Climate change news


Sorry about the amount of climate change posts in the last week but here we go again. At ... which features Dr Judith Curry in a YouTube interview in which she lays out the many flaws and failures of common climate science and how this highly politicised subject misleads policy makers. It is meant to. On balance, she says, I don't see any particular danger from greenhouse warming as a result of co2.

Modelling Climate

At ... is an interesting read. A climate scientist on falsifiability (or the lack of it in climate science) said, climate models are carefully developed and evaluated based on their ability to accurately reproduce observed climate trends. This is why climatologists have confidence in them as scientific tools, not because of ideas around falsifiability ...

Jonathan Swift

I've already done a post with the title of Clive James, author and journalist and former TV personality.
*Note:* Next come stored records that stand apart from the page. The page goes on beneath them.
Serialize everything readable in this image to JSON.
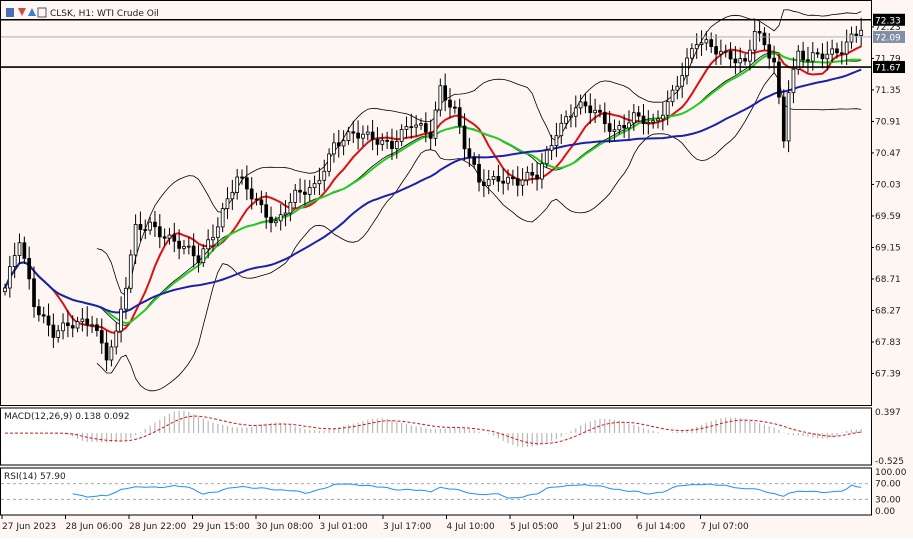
{
  "header": {
    "symbol_text": "CLSK, H1:  WTI Crude Oil"
  },
  "chart_data": [
    {
      "type": "candlestick",
      "symbol": "CLSK",
      "timeframe": "H1",
      "title": "WTI Crude Oil",
      "price_axis_ticks": [
        "72.23",
        "71.79",
        "71.35",
        "70.91",
        "70.47",
        "70.03",
        "69.59",
        "69.15",
        "68.71",
        "68.27",
        "67.83",
        "67.39"
      ],
      "price_axis_ticks_values": [
        72.23,
        71.79,
        71.35,
        70.91,
        70.47,
        70.03,
        69.59,
        69.15,
        68.71,
        68.27,
        67.83,
        67.39
      ],
      "ylim": [
        66.95,
        72.55
      ],
      "price_tags": [
        {
          "value": 72.33,
          "label": "72.33",
          "kind": "level",
          "color": "#000000"
        },
        {
          "value": 72.09,
          "label": "72.09",
          "kind": "bid",
          "color": "#7f8fa6"
        },
        {
          "value": 71.67,
          "label": "71.67",
          "kind": "level",
          "color": "#000000"
        }
      ],
      "horizontal_levels": [
        72.33,
        71.67
      ],
      "time_axis_labels": [
        "27 Jun 2023",
        "28 Jun 06:00",
        "28 Jun 22:00",
        "29 Jun 15:00",
        "30 Jun 08:00",
        "3 Jul 01:00",
        "3 Jul 17:00",
        "4 Jul 10:00",
        "5 Jul 05:00",
        "5 Jul 21:00",
        "6 Jul 14:00",
        "7 Jul 07:00"
      ],
      "bar_count": 178,
      "close_anchors": [
        [
          0,
          68.55
        ],
        [
          3,
          69.25
        ],
        [
          6,
          68.4
        ],
        [
          10,
          67.95
        ],
        [
          14,
          68.05
        ],
        [
          18,
          68.15
        ],
        [
          21,
          67.65
        ],
        [
          23,
          67.9
        ],
        [
          25,
          68.6
        ],
        [
          27,
          69.4
        ],
        [
          30,
          69.5
        ],
        [
          35,
          69.2
        ],
        [
          40,
          69.0
        ],
        [
          44,
          69.5
        ],
        [
          48,
          70.1
        ],
        [
          52,
          69.8
        ],
        [
          56,
          69.5
        ],
        [
          60,
          69.85
        ],
        [
          64,
          70.0
        ],
        [
          68,
          70.6
        ],
        [
          72,
          70.7
        ],
        [
          76,
          70.7
        ],
        [
          80,
          70.6
        ],
        [
          84,
          70.85
        ],
        [
          88,
          70.75
        ],
        [
          90,
          71.4
        ],
        [
          93,
          71.05
        ],
        [
          95,
          70.55
        ],
        [
          98,
          70.05
        ],
        [
          102,
          70.15
        ],
        [
          106,
          70.05
        ],
        [
          110,
          70.15
        ],
        [
          114,
          70.8
        ],
        [
          118,
          71.1
        ],
        [
          122,
          71.05
        ],
        [
          126,
          70.8
        ],
        [
          130,
          70.95
        ],
        [
          134,
          70.85
        ],
        [
          137,
          71.2
        ],
        [
          140,
          71.6
        ],
        [
          143,
          72.0
        ],
        [
          146,
          71.95
        ],
        [
          150,
          71.85
        ],
        [
          153,
          71.7
        ],
        [
          155,
          72.15
        ],
        [
          157,
          71.95
        ],
        [
          159,
          71.75
        ],
        [
          161,
          70.7
        ],
        [
          162,
          71.4
        ],
        [
          164,
          71.85
        ],
        [
          166,
          71.75
        ],
        [
          170,
          71.85
        ],
        [
          173,
          71.95
        ],
        [
          175,
          72.1
        ],
        [
          177,
          72.2
        ]
      ],
      "moving_averages": [
        {
          "name": "MA fast",
          "color": "#dd1111",
          "period": 10
        },
        {
          "name": "MA mid",
          "color": "#22cc22",
          "period": 21
        },
        {
          "name": "MA slow",
          "color": "#1a22a8",
          "period": 50
        }
      ],
      "bollinger_bands": {
        "period": 20,
        "deviation": 2,
        "color": "#000000"
      }
    },
    {
      "type": "histogram",
      "indicator": "MACD",
      "label": "MACD(12,26,9) 0.138 0.092",
      "params": [
        12,
        26,
        9
      ],
      "macd_value": 0.138,
      "signal_value": 0.092,
      "ticks": [
        "0.397",
        "-0.525"
      ],
      "ticks_values": [
        0.397,
        -0.525
      ],
      "histogram_color": "#b8b8b8",
      "signal_color": "#dd1111"
    },
    {
      "type": "line",
      "indicator": "RSI",
      "label": "RSI(14) 57.90",
      "period": 14,
      "value": 57.9,
      "ticks": [
        "100.00",
        "70.00",
        "30.00",
        "0.00"
      ],
      "ticks_values": [
        100,
        70,
        30,
        0
      ],
      "line_color": "#1e90ff"
    }
  ]
}
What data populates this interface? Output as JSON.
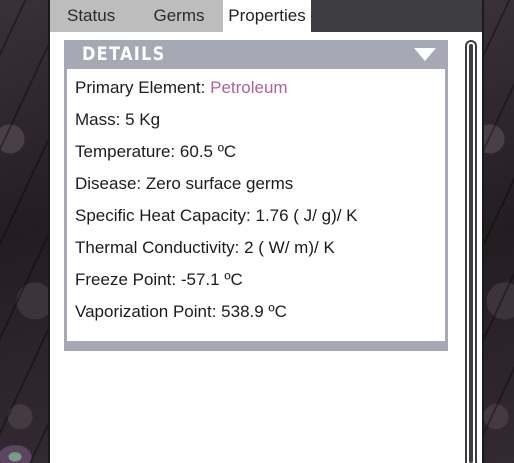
{
  "tabs": [
    {
      "label": "Status",
      "active": false
    },
    {
      "label": "Germs",
      "active": false
    },
    {
      "label": "Properties",
      "active": true
    }
  ],
  "details": {
    "title": "DETAILS",
    "rows": [
      {
        "label": "Primary Element:",
        "value": "Petroleum",
        "value_color": "#b0609a"
      },
      {
        "label": "Mass:",
        "value": "5 Kg"
      },
      {
        "label": "Temperature:",
        "value": "60.5 ºC"
      },
      {
        "label": "Disease:",
        "value": "Zero surface germs"
      },
      {
        "label": "Specific Heat Capacity:",
        "value": "1.76 ( J/ g)/ K"
      },
      {
        "label": "Thermal Conductivity:",
        "value": "2 ( W/ m)/ K"
      },
      {
        "label": "Freeze Point:",
        "value": "-57.1 ºC"
      },
      {
        "label": "Vaporization Point:",
        "value": "538.9 ºC"
      }
    ]
  },
  "colors": {
    "header": "#a6a8b3",
    "tabbar": "#3e3e42",
    "accent": "#b0609a"
  }
}
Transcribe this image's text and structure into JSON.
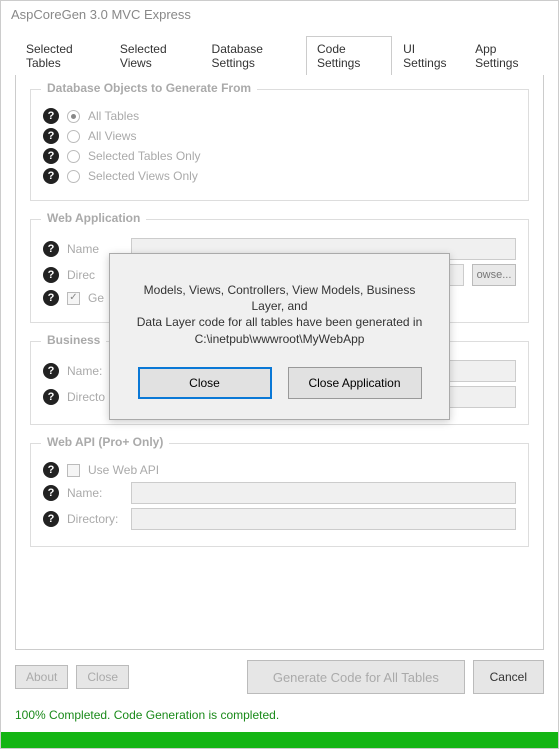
{
  "title": "AspCoreGen 3.0 MVC Express",
  "tabs": {
    "selected_tables": "Selected Tables",
    "selected_views": "Selected Views",
    "database_settings": "Database Settings",
    "code_settings": "Code Settings",
    "ui_settings": "UI Settings",
    "app_settings": "App Settings"
  },
  "group_db": {
    "title": "Database Objects to Generate From",
    "opt_all_tables": "All Tables",
    "opt_all_views": "All Views",
    "opt_sel_tables": "Selected Tables Only",
    "opt_sel_views": "Selected Views Only"
  },
  "group_web": {
    "title": "Web Application",
    "name_label": "Name",
    "dir_label": "Direc",
    "browse": "owse...",
    "gen_label": "Ge"
  },
  "group_biz": {
    "title": "Business",
    "name_label": "Name:",
    "dir_label": "Directo"
  },
  "group_api": {
    "title": "Web API (Pro+ Only)",
    "use_label": "Use Web API",
    "name_label": "Name:",
    "dir_label": "Directory:"
  },
  "footer": {
    "about": "About",
    "close": "Close",
    "generate": "Generate Code for All Tables",
    "cancel": "Cancel"
  },
  "status": "100% Completed.  Code Generation is completed.",
  "modal": {
    "line1": "Models, Views, Controllers, View Models, Business Layer, and",
    "line2": "Data Layer code for all tables have been generated in",
    "line3": "C:\\inetpub\\wwwroot\\MyWebApp",
    "close": "Close",
    "close_app": "Close Application"
  },
  "help_glyph": "?",
  "check_glyph": "✓"
}
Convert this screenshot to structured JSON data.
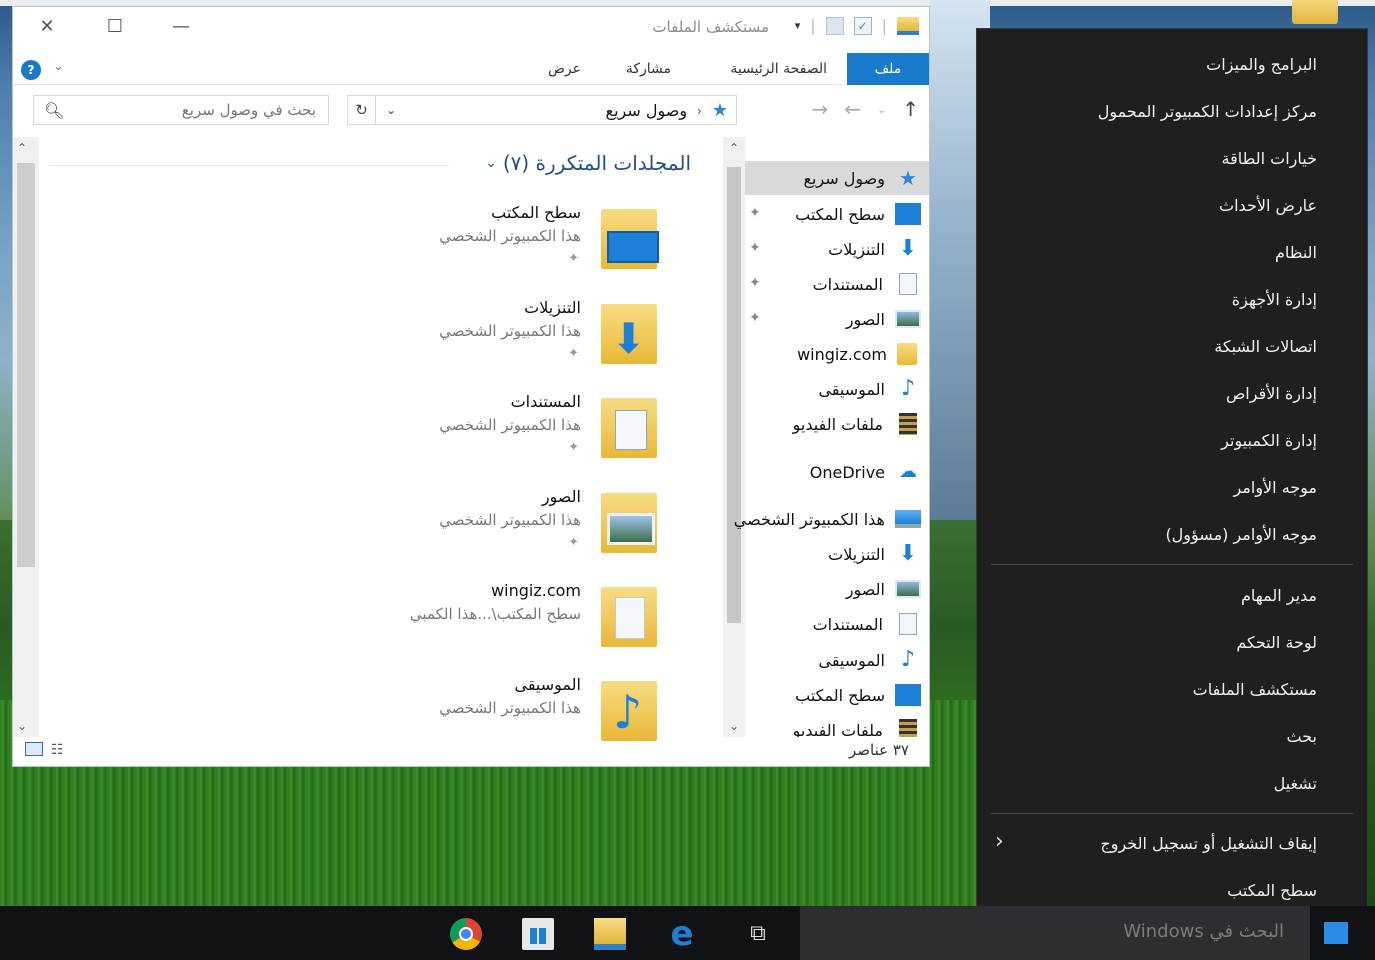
{
  "explorer": {
    "title": "مستكشف الملفات",
    "ribbon_tabs": {
      "file": "ملف",
      "home": "الصفحة الرئيسية",
      "share": "مشاركة",
      "view": "عرض"
    },
    "help_glyph": "?",
    "search_placeholder": "بحث في وصول سريع",
    "address": "وصول سريع",
    "nav_items": [
      {
        "label": "وصول سريع",
        "icon": "quick-access-star-icon"
      },
      {
        "label": "سطح المكتب",
        "icon": "desktop-icon"
      },
      {
        "label": "التنزيلات",
        "icon": "downloads-icon"
      },
      {
        "label": "المستندات",
        "icon": "documents-icon"
      },
      {
        "label": "الصور",
        "icon": "pictures-icon"
      },
      {
        "label": "wingiz.com",
        "icon": "folder-icon"
      },
      {
        "label": "الموسيقى",
        "icon": "music-icon"
      },
      {
        "label": "ملفات الفيديو",
        "icon": "videos-icon"
      },
      {
        "label": "OneDrive",
        "icon": "onedrive-icon"
      },
      {
        "label": "هذا الكمبيوتر الشخصي",
        "icon": "this-pc-icon"
      },
      {
        "label": "التنزيلات",
        "icon": "downloads-icon"
      },
      {
        "label": "الصور",
        "icon": "pictures-icon"
      },
      {
        "label": "المستندات",
        "icon": "documents-icon"
      },
      {
        "label": "الموسيقى",
        "icon": "music-icon"
      },
      {
        "label": "سطح المكتب",
        "icon": "desktop-icon"
      },
      {
        "label": "ملفات الفيديو",
        "icon": "videos-icon"
      }
    ],
    "group_header": "المجلدات المتكررة (٧)",
    "tiles": [
      {
        "name": "سطح المكتب",
        "path": "هذا الكمبيوتر الشخصي"
      },
      {
        "name": "التنزيلات",
        "path": "هذا الكمبيوتر الشخصي"
      },
      {
        "name": "المستندات",
        "path": "هذا الكمبيوتر الشخصي"
      },
      {
        "name": "الصور",
        "path": "هذا الكمبيوتر الشخصي"
      },
      {
        "name": "wingiz.com",
        "path": "سطح المكتب\\...هذا الكمبي"
      },
      {
        "name": "الموسيقى",
        "path": "هذا الكمبيوتر الشخصي"
      }
    ],
    "status_count": "٣٧ عناصر"
  },
  "winx_menu": {
    "items_group1": [
      "البرامج والميزات",
      "مركز إعدادات الكمبيوتر المحمول",
      "خيارات الطاقة",
      "عارض الأحداث",
      "النظام",
      "إدارة الأجهزة",
      "اتصالات الشبكة",
      "إدارة الأقراص",
      "إدارة الكمبيوتر",
      "موجه الأوامر",
      "موجه الأوامر (مسؤول)"
    ],
    "items_group2": [
      "مدير المهام",
      "لوحة التحكم",
      "مستكشف الملفات",
      "بحث",
      "تشغيل"
    ],
    "items_group3": [
      "إيقاف التشغيل أو تسجيل الخروج",
      "سطح المكتب"
    ]
  },
  "taskbar": {
    "search_placeholder": "البحث في Windows",
    "pinned_icons": [
      "task-view-icon",
      "edge-icon",
      "file-explorer-icon",
      "store-icon",
      "chrome-icon"
    ]
  },
  "colors": {
    "accent": "#1979ca",
    "menu_bg": "#1f1f1f",
    "taskbar_bg": "#101214"
  }
}
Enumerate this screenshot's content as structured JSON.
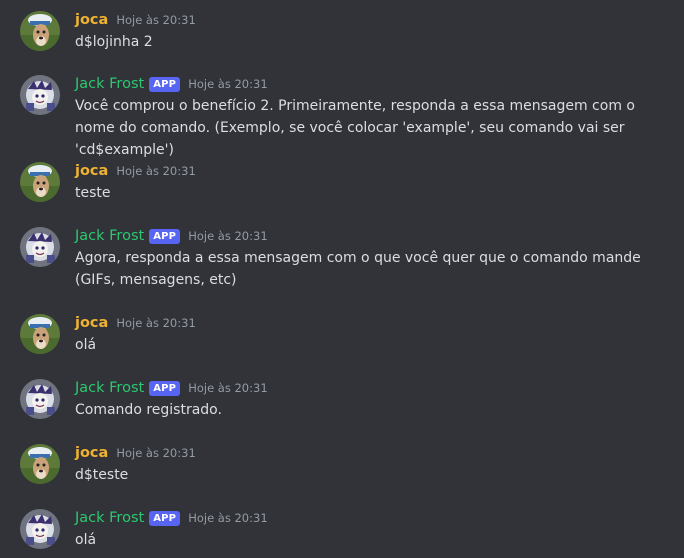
{
  "colors": {
    "background": "#313338",
    "user_name": "#f0b232",
    "bot_name": "#2dc770",
    "app_badge": "#5865f2",
    "timestamp": "#949ba4",
    "text": "#dbdee1"
  },
  "messages": [
    {
      "author": "joca",
      "badge": "",
      "timestamp": "Hoje às 20:31",
      "text": "d$lojinha 2",
      "avatar_icon": "dog-avatar-icon"
    },
    {
      "author": "Jack Frost",
      "badge": "APP",
      "timestamp": "Hoje às 20:31",
      "text": "Você comprou o benefício 2. Primeiramente, responda a essa mensagem com o nome do comando. (Exemplo, se você colocar 'example', seu comando vai ser 'cd$example')",
      "avatar_icon": "bot-avatar-icon"
    },
    {
      "author": "joca",
      "badge": "",
      "timestamp": "Hoje às 20:31",
      "text": "teste",
      "avatar_icon": "dog-avatar-icon"
    },
    {
      "author": "Jack Frost",
      "badge": "APP",
      "timestamp": "Hoje às 20:31",
      "text": "Agora, responda a essa mensagem com o que você quer que o comando mande (GIFs, mensagens, etc)",
      "avatar_icon": "bot-avatar-icon"
    },
    {
      "author": "joca",
      "badge": "",
      "timestamp": "Hoje às 20:31",
      "text": "olá",
      "avatar_icon": "dog-avatar-icon"
    },
    {
      "author": "Jack Frost",
      "badge": "APP",
      "timestamp": "Hoje às 20:31",
      "text": "Comando registrado.",
      "avatar_icon": "bot-avatar-icon"
    },
    {
      "author": "joca",
      "badge": "",
      "timestamp": "Hoje às 20:31",
      "text": "d$teste",
      "avatar_icon": "dog-avatar-icon"
    },
    {
      "author": "Jack Frost",
      "badge": "APP",
      "timestamp": "Hoje às 20:31",
      "text": "olá",
      "avatar_icon": "bot-avatar-icon"
    }
  ]
}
Hence, the above title - although this is not the first time Jonathan Swift has cropped up in the pages of SIS in the past. At ... the Week that Was (August 5th 2017), always has some interesting information. Following a quote by Einstein we are told that following the peak of El Nino in early 2016 temperatures have dropped - but not as sharply as they did after the previous peak in 1998. The 1998 El Nino was followed by a La Nina cooling.

Chinese Checkers

The Chinese have jumped big time into the global warming controversy - see for example ... or at .. with both derived from a Phys Org press release. Warm periods in the 20th century are not unprecedented during the last 2000 years - in China.

climate hysterics

The quality of climate change research appears to be ever more hysterical. We have had one missive suggesting we should not have dogs and cats as pets as they eat meat - and cows and sheep eat grass and are prone to flatulence. Instead, they suggest we should have a hamster for a pet instead, even though they might be less attentive or loyal. A hamster won't sit at your feet when reading or writing, and a hamster won't stay by your side if you are unfortunate enough to have a heart attack while on a walk in the local woods.


At ... a roundup of climate change issues is published weekly - but from a sceptical point of view. You can get it delivered weekly to your inbox tray but a word of warning - it is a lengthy read and you could well end up deleting it unread on most weeks as you may well have better things to do with your spare time. As it was raining today I took the opportunity to browse some of it, The Week That Was July 22nd 2017.

Dr Strangelove

The spirit of Dr Strangelove appears to be alive and kicking - see ... scientists are considering adding aerosols to the atmosphere and modifying clouds to slow global warming. Apart from the fact the only evidence they have of global warming is derived from computer models it seems there are people out there that actually believe this stuff and are prepared to play around with the atmosphere of the earth. This is not just whacky - it's potentially dangerous. Blocking out sunlight is not a good idea.

Bees and beekeepers

At ... although not strictly climate change the doom mongering is generated by the same people that wail about global warming. It concerns the bee apocalypse which had its origins in the US. It concerns US beekeeping practises and not those of the UK. In the US bees are big business and bees are transported around the country from orchard to orchard in the spring (New York State, California, Oregon etc) and in the summer to the Mid West states.

Ice Calving

Interesting video at the link below - but it seems to have brought the alarmists out wringing their hands and crying in their sleep (going by the level of comments). In spite of that the video is awesome - go to ... raw nature in action. Just imagine what it would have been like when the ice sheet melted at the end of the Ice Age.

Boiling the waters

Two posts at Tall Bloke's talk shop on July 9th 2017. The first one is at ... is by Roger shortly before going on holiday to France. It is a post at ... which Roger commented on, to the effect he adds that solar magnetic variation on low level cloud cover is missing, the Svenmark effect.